Market shoppers enjoyed the extra attraction of the stalls along St SepulchDoncre, Baxter Gate and Market Gate for the event which organisers say has a bright future.
There were alcohol stands there for those who wanted a tipple to wash down the delicious treats from the food stalls.
Locals had the chance to impress with their cooking skills, with the inaugural Great Doncaster Bake Off and Ready, Steady, Cook contest next door.
Jas Kaur, 23, was crowned Doncaster's baking queen.
Her pistachio and raspberry drip layer cake wowed the judges at the Doncaster Market event.
A day off meant Ms Kaur was free to enter the competition, and her 11th-hour decision paid off with a victory.
"I came across the competition online and was looking for a good cake challenge as I practise cake decorating at home," she said.
She has ambitions to one day turn her hobby into a profession.
"I'm a sales assistant at the moment, but I want to get my cakes out there," she said.
"The runners up were also great competition and I look forward to seeing more of this in Doncaster."
The judging panel said Ms Kaur's cake 'fitted the brief'.
"It looked good, tasted good and the technical skills were good," judge Janet Sylvester said.
"And the combinations [of flavours] worked really well together."
Miss Sylvester was one of four judges who had the enviable task of picking a winning cake.
Judges were so impressed with the entries at the first event that they decided to award a highly commended prize.
That went to Billy Brigden, for his angel food cake with passionfruit and lemon curd drizzle.
He said it was a hit at parties, with 'everybody' asking him to make it.
"It's really light, mostly egg whites and sugar," he said.
Joining Miss Sylvester on the judging panel were Lisa Poyott, Sue Voltaire and Sharon Hill.
Stallholders like Simon Bennett enjoyed bringing some strong flavours to Doncaster people.
Mr Bennett was forced out of the finance industry during the global financial crisis, so he turned to hot food.
His chilli jams and sauces are inspired by the flavours of South East Asia.
Mr Bennett's love for spice started when he lived in Australia.

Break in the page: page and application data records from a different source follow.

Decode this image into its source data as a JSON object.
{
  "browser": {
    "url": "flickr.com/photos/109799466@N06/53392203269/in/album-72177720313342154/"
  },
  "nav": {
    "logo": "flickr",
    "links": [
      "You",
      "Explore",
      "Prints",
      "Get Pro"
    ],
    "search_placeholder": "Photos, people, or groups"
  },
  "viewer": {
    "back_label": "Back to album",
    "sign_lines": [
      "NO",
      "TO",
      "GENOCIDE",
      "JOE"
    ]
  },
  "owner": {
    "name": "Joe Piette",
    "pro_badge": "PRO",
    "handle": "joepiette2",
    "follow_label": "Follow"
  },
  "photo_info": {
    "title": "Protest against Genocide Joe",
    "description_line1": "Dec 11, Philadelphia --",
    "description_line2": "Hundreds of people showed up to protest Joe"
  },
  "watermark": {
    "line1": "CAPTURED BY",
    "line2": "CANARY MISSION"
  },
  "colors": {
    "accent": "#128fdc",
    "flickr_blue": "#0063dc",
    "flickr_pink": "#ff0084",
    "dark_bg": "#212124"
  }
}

Mr Bennett lived in Melbourne, Brisbane and Sydney.
When he returned to Britain, he was disappointed with the range of chili jam and hot sauces available.

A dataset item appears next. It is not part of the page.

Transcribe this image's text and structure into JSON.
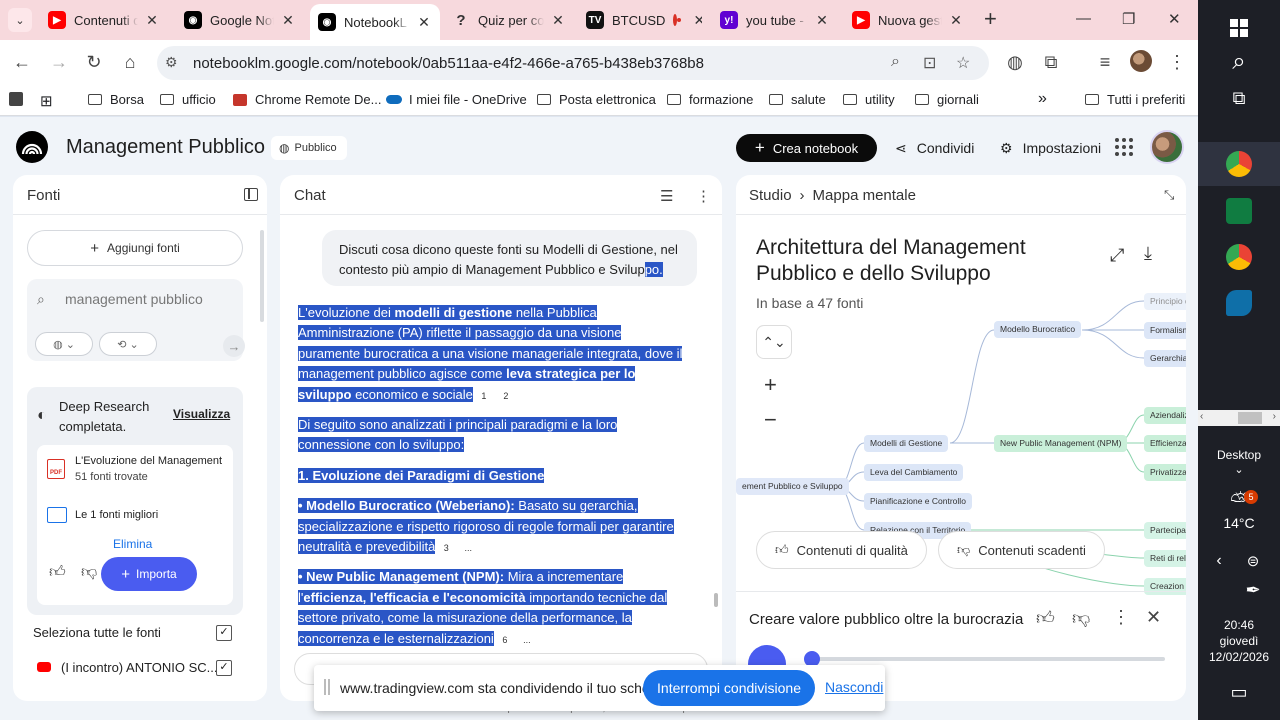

"It was like someone had chopped my right arm off when I came back from Australia," 46-year-old Mr Bennett said.
He began making little batches for himself, and it grew from there.
He said his products went hand in hand with barbecued meats.
"Anything that's going to go on a barbecue," Mr Bennett said.
"Either on it before it goes in or on it after it comes off."
There were high stakes in the other cooking competition when fishmonger Nigel Berry took on butcher Daniel Wilkinson.
People power decided the outcome of the contest. The audience held up a red tomato or green pepper to represent their favourite dish.
Mr Berry's prawns dish got more tomato votes than Mr Wilkinson's steak diane.
He said it was down to being able to feed the whole audience.
"I cooked two full bags of prawns," he said.
Everyone got a chance to try Mr Berry's prawns with chili, garlic, ginger, olive oil and lemon juice.
All the ingredients were sourced from the market.
Mr Berry, 58, said the festival was brilliant for Doncaster, with traders and shoppers benefiting.
"It's just something different for the town," the Fiddler's Drive, Armthorpe resident said.
"It attracts people who don't normally come into the town centre, and for us, it's a chance to show off what we've got to offer."
Doncaster Mayor Ros Jones was delighted with the first instalment of the festival.
Mrs Jones is confident the festival will be a hit in coming years.
"It's got very much a future," she said.
She spoke of moving next year's event to the May Day bank holiday.
She also said the event could coincide with the Doncaster Folk Festival.